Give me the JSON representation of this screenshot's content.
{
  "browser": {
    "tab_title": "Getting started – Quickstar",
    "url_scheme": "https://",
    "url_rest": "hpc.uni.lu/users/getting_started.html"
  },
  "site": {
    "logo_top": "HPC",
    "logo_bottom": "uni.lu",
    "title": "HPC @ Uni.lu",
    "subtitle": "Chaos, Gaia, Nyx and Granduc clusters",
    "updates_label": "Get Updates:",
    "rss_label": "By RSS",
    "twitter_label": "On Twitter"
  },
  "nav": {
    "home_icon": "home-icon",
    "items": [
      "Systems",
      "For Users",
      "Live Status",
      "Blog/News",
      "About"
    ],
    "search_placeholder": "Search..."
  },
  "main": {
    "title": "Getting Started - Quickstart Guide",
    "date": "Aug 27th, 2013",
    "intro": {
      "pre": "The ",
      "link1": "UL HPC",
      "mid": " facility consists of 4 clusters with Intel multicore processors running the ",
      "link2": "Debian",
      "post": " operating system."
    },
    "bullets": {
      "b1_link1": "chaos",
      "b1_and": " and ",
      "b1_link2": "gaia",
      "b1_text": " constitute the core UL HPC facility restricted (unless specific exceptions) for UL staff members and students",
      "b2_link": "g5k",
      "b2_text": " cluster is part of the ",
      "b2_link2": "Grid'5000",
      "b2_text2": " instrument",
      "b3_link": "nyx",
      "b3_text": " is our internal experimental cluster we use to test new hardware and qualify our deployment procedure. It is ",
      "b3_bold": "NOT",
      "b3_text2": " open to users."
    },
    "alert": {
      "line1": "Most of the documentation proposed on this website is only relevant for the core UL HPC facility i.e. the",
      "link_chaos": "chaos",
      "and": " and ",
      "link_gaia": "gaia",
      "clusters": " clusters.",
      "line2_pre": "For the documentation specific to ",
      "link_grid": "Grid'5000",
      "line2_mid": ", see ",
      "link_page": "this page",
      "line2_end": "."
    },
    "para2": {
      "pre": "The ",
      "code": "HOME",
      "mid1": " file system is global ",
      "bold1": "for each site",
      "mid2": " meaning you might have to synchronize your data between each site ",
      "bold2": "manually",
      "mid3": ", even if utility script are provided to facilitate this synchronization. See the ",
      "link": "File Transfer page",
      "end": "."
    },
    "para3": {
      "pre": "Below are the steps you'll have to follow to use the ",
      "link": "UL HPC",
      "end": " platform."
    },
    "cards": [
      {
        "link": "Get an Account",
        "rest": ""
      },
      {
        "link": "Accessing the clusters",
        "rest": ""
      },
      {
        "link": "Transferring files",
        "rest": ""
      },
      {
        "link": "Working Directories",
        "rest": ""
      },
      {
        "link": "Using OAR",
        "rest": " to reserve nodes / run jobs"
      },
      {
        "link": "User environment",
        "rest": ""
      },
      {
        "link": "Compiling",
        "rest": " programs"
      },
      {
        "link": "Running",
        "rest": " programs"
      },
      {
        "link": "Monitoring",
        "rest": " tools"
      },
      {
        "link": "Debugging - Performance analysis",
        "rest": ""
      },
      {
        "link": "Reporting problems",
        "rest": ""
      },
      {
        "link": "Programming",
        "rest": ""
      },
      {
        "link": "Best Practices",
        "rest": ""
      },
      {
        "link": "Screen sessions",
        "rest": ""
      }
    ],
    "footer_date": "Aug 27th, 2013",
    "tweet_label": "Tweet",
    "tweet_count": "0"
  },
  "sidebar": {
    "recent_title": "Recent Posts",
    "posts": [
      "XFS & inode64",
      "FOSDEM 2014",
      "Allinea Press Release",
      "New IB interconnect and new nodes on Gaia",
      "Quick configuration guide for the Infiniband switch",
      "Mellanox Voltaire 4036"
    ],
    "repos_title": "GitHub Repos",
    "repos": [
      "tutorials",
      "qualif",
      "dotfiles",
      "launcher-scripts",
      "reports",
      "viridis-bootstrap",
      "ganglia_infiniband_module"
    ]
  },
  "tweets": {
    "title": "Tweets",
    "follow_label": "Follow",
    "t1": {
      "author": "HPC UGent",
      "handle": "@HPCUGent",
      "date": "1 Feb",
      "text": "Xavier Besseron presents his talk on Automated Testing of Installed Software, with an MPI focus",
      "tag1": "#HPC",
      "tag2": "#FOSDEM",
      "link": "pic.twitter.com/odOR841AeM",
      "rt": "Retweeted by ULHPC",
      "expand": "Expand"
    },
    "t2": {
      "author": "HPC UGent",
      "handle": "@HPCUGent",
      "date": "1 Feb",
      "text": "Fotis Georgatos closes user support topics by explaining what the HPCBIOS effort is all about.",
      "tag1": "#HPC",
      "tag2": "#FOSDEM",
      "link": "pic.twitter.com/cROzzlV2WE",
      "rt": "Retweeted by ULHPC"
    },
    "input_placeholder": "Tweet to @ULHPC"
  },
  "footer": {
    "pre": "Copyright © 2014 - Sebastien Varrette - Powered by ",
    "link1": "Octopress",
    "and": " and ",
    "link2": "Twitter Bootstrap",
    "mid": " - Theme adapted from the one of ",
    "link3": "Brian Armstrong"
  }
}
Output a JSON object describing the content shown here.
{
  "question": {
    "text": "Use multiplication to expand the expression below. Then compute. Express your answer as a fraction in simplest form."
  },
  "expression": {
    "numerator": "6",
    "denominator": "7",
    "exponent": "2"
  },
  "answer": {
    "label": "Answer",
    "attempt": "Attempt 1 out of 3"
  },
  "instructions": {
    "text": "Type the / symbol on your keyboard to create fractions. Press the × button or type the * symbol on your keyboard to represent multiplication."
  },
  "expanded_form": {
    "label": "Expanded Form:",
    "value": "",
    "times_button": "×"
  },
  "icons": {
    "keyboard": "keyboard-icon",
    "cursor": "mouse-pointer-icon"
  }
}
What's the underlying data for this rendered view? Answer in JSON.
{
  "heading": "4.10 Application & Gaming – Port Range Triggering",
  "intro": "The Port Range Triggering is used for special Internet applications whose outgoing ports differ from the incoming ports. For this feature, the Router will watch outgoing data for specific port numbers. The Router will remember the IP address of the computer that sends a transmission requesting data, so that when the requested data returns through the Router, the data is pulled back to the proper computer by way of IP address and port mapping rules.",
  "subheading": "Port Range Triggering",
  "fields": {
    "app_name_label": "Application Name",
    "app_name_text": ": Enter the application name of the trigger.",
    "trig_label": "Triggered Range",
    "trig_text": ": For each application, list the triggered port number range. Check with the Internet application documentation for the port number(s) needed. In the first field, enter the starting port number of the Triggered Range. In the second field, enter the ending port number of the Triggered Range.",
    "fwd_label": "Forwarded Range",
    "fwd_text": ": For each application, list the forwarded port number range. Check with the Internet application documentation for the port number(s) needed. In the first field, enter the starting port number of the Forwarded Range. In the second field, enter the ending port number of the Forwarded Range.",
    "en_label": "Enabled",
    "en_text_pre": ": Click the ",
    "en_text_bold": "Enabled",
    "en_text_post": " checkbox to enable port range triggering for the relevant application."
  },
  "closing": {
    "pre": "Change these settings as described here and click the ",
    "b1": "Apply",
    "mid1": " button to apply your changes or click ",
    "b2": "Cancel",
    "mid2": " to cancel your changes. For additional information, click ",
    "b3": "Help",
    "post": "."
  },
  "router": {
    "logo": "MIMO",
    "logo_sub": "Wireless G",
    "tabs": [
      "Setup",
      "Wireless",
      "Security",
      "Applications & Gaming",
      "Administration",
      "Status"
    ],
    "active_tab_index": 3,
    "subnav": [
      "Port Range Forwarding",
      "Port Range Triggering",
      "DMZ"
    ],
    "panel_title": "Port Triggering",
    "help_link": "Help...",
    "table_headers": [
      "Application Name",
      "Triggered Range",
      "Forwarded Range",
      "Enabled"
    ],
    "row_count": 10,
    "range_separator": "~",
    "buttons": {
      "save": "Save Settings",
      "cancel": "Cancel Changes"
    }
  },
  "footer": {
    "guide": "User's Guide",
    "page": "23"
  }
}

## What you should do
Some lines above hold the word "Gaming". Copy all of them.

## Exercise solution
  "heading": "4.10 Application & Gaming – Port Range Triggering",
      "Applications & Gaming",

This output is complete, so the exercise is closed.